Dust was also a major problem, Dennis says, and it nearly prevented him from getting those incredible shots from the opening of the film. "Just before the operation started, when all those helicopters were lifting off, there was this incredible amount of dust being stirred up," he recounts. "It got into the camera, and the shutter button got stuck in the down position. I only
had about two minutes before the helicopter I was supposed to be on was leaving, and I wasn't able to start recording.
"All these esoteric questions flooded into my mind like, 'What am I doing here if I can't document this? Should I even get on when I don't have my tools? What's the purpose of being here?' And I just took my fingernail and scratched the dust out of the shutter button to pop it back up. I was able to begin recording, and I stepped onto the helicopter and began the operation. So, cleaning it every single day, getting as much dust out as possible was critical."
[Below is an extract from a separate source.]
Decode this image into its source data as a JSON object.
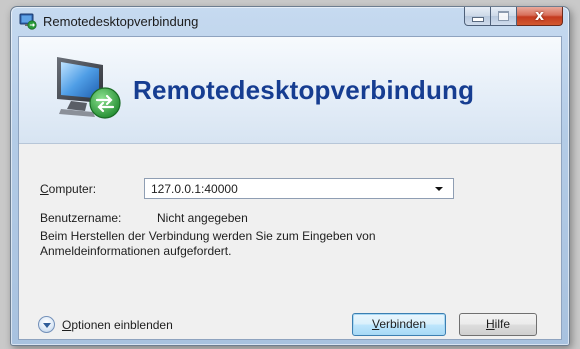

Keeping things in focus was yet another challenge, particularly because Dennis wanted to shoot at a very shallow depth of field to achieve a cinematic look. "I wanted to be able to ... isolate the subject and direct the viewer to certain points in the frame," he explains. "So I shot almost everything at f2.8 in Afghanistan, and then back in North Carolina even shallower depth of
field, so f1.4, f1.2. At that depth of field, you're focused down to a couple of inches, so if anyone moved they'd go out of focus. So I had to re-rack or move with them, and with no auto focus, once you start recording my mind was constantly thinking about focus just my subject and keeping things sharp."
To do this, Dennis says the technicalities of the job have to become second nature. "Your fingers need to work with your mind in a way that doesn't require explicit thinking. It just automatically changes the exposure or the focus. Your tool has to become an extension of you."
But aside from all the specific technical challenges that he overcame, the question of motivation still remains. Where does the drive to go to such great lengths and at such great personal risk to achieve the aesthetic of this film? Turns out the answer lies in his background as a photographer: "It was the past work of other war photographers--mostly from Vietnam, Bosnia and Rwanda," he says. "I wanted to follow in that tradition of trying to contribute images that could burn into the collective consciousness and try to inform others of those realities and try and show what mistakes that society had made so that we don't repeat them.
"And it's very important to always be looking towards new technology to try to shake people from their indifference. It's easy to think of these wars as distant and complex and far away and as an abstraction, that they don't really affect our daily lives. So we do need stories to try to bring this war close to home."
Hell and Back Again is current screening at Film Forum in New York, through Docurama Films; the film opens in Los Angeles on October 14 at the Laemmle Monica, with additional opening dates scheduled through November.
Sarah Keenlyside is a Toronto-based producer and writer.